     netcdf sgp15swfcldgrid1longN1.c1.20091021.140000 {
     dimensions:
             time = UNLIMITED ; // (35 currently)
             lat = 15 ;
             lon = 17 ;
     variables:
             int base_time ;
                     base_time:string = "21-Oct-2009,14:00:00 GMT" ;
                     base_time:long_name = "Base time in Epoch" ;
                     base_time:units = "seconds since 1970-1-1 0:00:00 0:00" ;
             double time_offset(time) ;
                     time_offset:long_name = "Time offset from base_time" ;
                     time_offset:units = "seconds since 2009-10-21 14:00:00 0:00" ;
             double time(time) ;
                     time:long_name = "Time offset from midnight" ;
                     time:units = "seconds since 2009-10-21 00:00:00 0:00" ;
             float cloudfraction(time, lat, lon) ;
     [SNIP]

Typically, climate involves statistics over some time interval. It is common practice to span many files to create (say) time series, climatologies or, more sophisticated diagnostics. Being able to select data for specific time periods can be essential.

NCL could do this by using addfiles and then, explicitly creating the appropriate time variable via cd_calendar and cd_inv_calendar . A more efficient approach would be to use the netCDF Operators (NCO). The ncrcat operator has been programmed to recognize ARM files. The ncrcat operator will recalculate the 'time_offset' variable to be relative to the 'base_time' in the first file to produce a monotonically increasing 'time_offset' value.

If ARM.1997-2008.nc is the file created by ncrcat, then in NCL:


    f     = addfile ("ARM.1997-2008.nc", "r") ; created by ncrcat
    x     = f->cloudfraction                 ; (time, lat, lon)
    xqc   = f->qc_cloudfraction              ; packed integer; 0 means good 
    timeo = f->time_offset                   ; Time offset from base_time {ncrcat]

    x&time   = timeo                        ; overwrite original 'time' 
    xqc&time = timeo                        ; with time_offset variable 

arm_1.ncl: One sample file from the "sfccldgrid" suite of files is used to create time and spatial averages. The stat_dispersion performs exploratory statistical analysis on the "cloudfrac" variable.
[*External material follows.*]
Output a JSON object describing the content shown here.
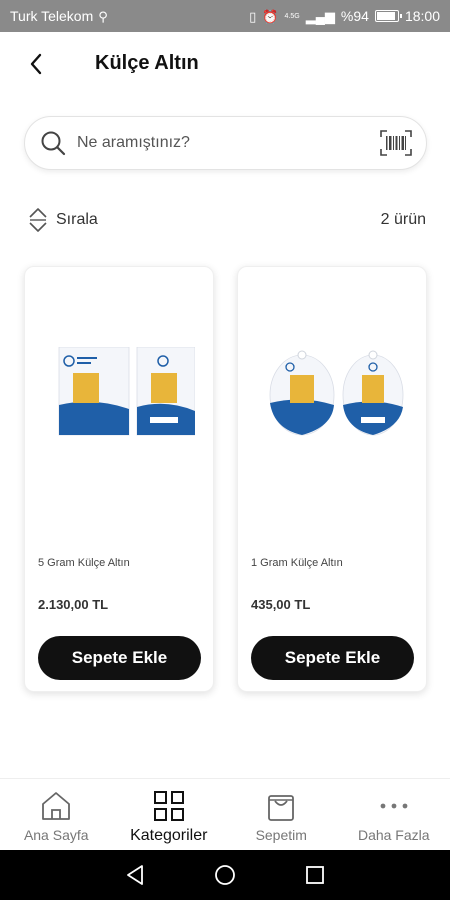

The SGP prefix to the file means "Southern Great Plains".
arm_2.ncl: The following ncrcat commad created the ARM_SGP.2005-2009.cdf file:

ncrcat -h sgp15swfcldgrid1longN1.c1.200[5-9]*cdf ARM.2005-2009.nc

The stat_dispersion performs exploratory statistical analysis on the "cloudfrac" variable. EG:

(0)        ===> Robust Dispersion Statistics: Fractional Sky Cover <===
(0)      [0]            Mean=0.449298
(0)      [1]          StdDev=0.366408
       [SNIP]
(0)      [8]          Median=0.387
       [SNIP]
(0)      [21]      % Missing=23.3586

It shows that 23% of the data values are missing.

The locations age fairly close to each other, at each time average all the locations. Create a time series. Interpolate the temporal values to equally spaced time via linint1_n_Wrap. Smooth and plot the series.